PMCID: PMC3120221  PMID: 20455759
6.  Mother to child transmission of HIV among Zimbabwean women who seroconverted postnatally: prospective cohort study 
Objectives To estimate the rates and timing of mother to infant transmission of HIV associated with breast feeding in mothers who seroconvert postnatally, and their breast milk and plasma HIV loads during and following seroconversion, compared with women who tested HIV positive at delivery.
Design Prospective cohort study.
Setting Urban Zimbabwe.
Participants 14 110 women and infants enrolled in the Zimbabwe Vitamin A for Mothers and Babies (ZVITAMBO) trial (1997-2001).
Main outcome measures Mother to child transmission of HIV, and breast milk and maternal plasma HIV load during the postpartum period.
Results Among mothers who tested HIV positive at baseline and whose infant tested HIV negative with polymerase chain reaction (PCR) at six weeks (n=2870), breastfeeding associated transmission was responsible for an average of 8.96 infant infections per 100 child years of breast feeding (95% CI 7.92 to 10.14) and varied little over the breastfeeding period. Breastfeeding associated transmission for mothers who seroconverted postnatally (n=334) averaged 34.56 infant infections per 100 child years (95% CI 26.60 to 44.91) during the first nine months after maternal infection, declined to 9.50 (95% CI 3.07 to 29.47) during the next three months, and was zero thereafter. Among women who seroconverted postnatally and in whom the precise timing of infection was known (≤90 days between last negative and first positive test; n=51), 62% (8/13) of transmissions occurred in the first three months after maternal infection and breastfeeding associated transmission was 4.6 times higher than in mothers who tested HIV positive at baseline and whose infant tested HIV negative with PCR at six weeks.

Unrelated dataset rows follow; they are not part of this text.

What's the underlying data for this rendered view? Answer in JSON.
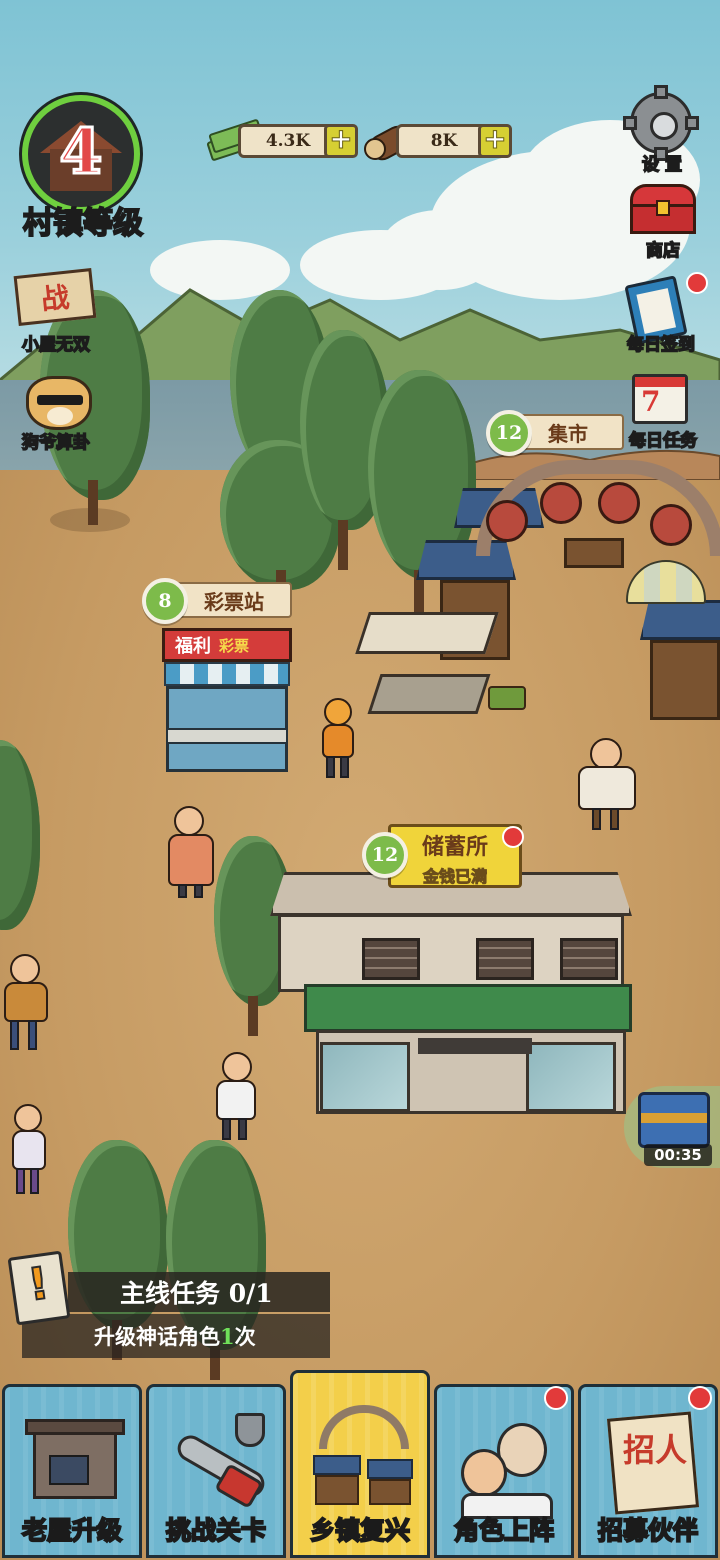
{
  "hud": {
    "town_level": "4",
    "town_level_label": "村镇等级",
    "money": "4.3K",
    "wood": "8K"
  },
  "side_left": {
    "battle_sign": "战",
    "battle_label": "小屋无双",
    "fortune_label": "狗爷算卦"
  },
  "side_right": {
    "settings_label": "设 置",
    "shop_label": "商店",
    "checkin_label": "每日签到",
    "tasks_label": "每日任务",
    "calendar_day": "7"
  },
  "buildings": {
    "market": {
      "level": "12",
      "name": "集市"
    },
    "lottery": {
      "level": "8",
      "name": "彩票站",
      "sign_main": "福利",
      "sign_sub": "彩票"
    },
    "savings": {
      "level": "12",
      "name": "储蓄所",
      "status": "金钱已满"
    }
  },
  "quest": {
    "title": "主线任务 0/1",
    "desc_prefix": "升级神话角色",
    "desc_count": "1",
    "desc_suffix": "次",
    "icon": "exclamation-icon"
  },
  "treasure": {
    "timer": "00:35"
  },
  "nav": {
    "tabs": [
      {
        "label": "老屋升级",
        "icon": "house-icon"
      },
      {
        "label": "挑战关卡",
        "icon": "chainsaw-icon"
      },
      {
        "label": "乡镇复兴",
        "icon": "market-icon"
      },
      {
        "label": "角色上阵",
        "icon": "characters-icon"
      },
      {
        "label": "招募伙伴",
        "icon": "recruit-icon"
      }
    ],
    "recruit_sign": "招人",
    "active_index": 2
  },
  "colors": {
    "sky": "#8fcbd9",
    "ground": "#c69b63",
    "level_ring": "#6fcf3f",
    "level_badge": "#7dbb4a",
    "active_tab": "#f3cf4a",
    "tab": "#6fb6cf",
    "notify_dot": "#e23a3a"
  }
}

Median plasma HIV concentration in all mothers who seroconverted postnatally declined from 5.0 log10 copies/mL at the last negative enzyme linked immunosorbent assay (ELISA) to 4.1 log10 copies/mL at 9-12 months after infection. Breast milk HIV load in this group was 4.3 log10 copies/mL 0-30 days after infection, but rapidly declined to 2.0 log10 copies/mL and <1.5 log10 copies/mL by 31-90 days and more than 90 days, respectively. Among women whose plasma sample collected soon after delivery tested negative for HIV with ELISA but positive with PCR (n=17), 75% of their infants were infected or had died by 12 months. An estimated 18.6% to 20.4% of all breastfeeding associated transmission observed in the ZVITAMBO trial occurred among mothers who seroconverted postnatally.

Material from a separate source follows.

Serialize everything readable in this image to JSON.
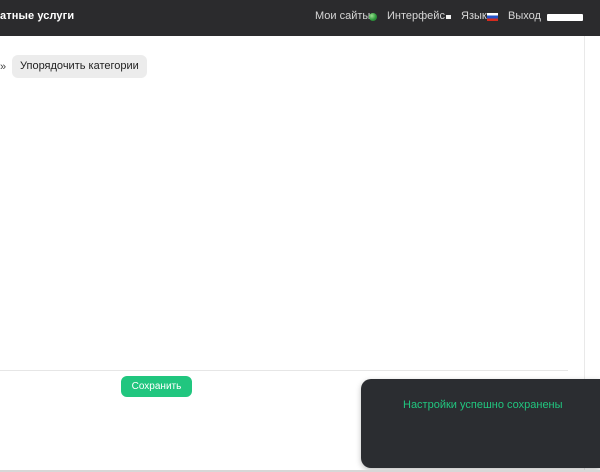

Conclusions Breastfeeding associated transmission is high during primary maternal HIV infection and is mirrored by a high but transient peak in breast milk HIV load. Around two thirds of breastfeeding associated transmission by women who seroconvert postnatally may occur while the mother is still in the “window period” of an antibody based test, when she would test HIV negative using one of these tests.
Trial registration Clinical trials.gov NCT00198718.
doi:10.1136/bmj.c6580
PMCID: PMC3007097  PMID: 21177735

Results 1-7 (7)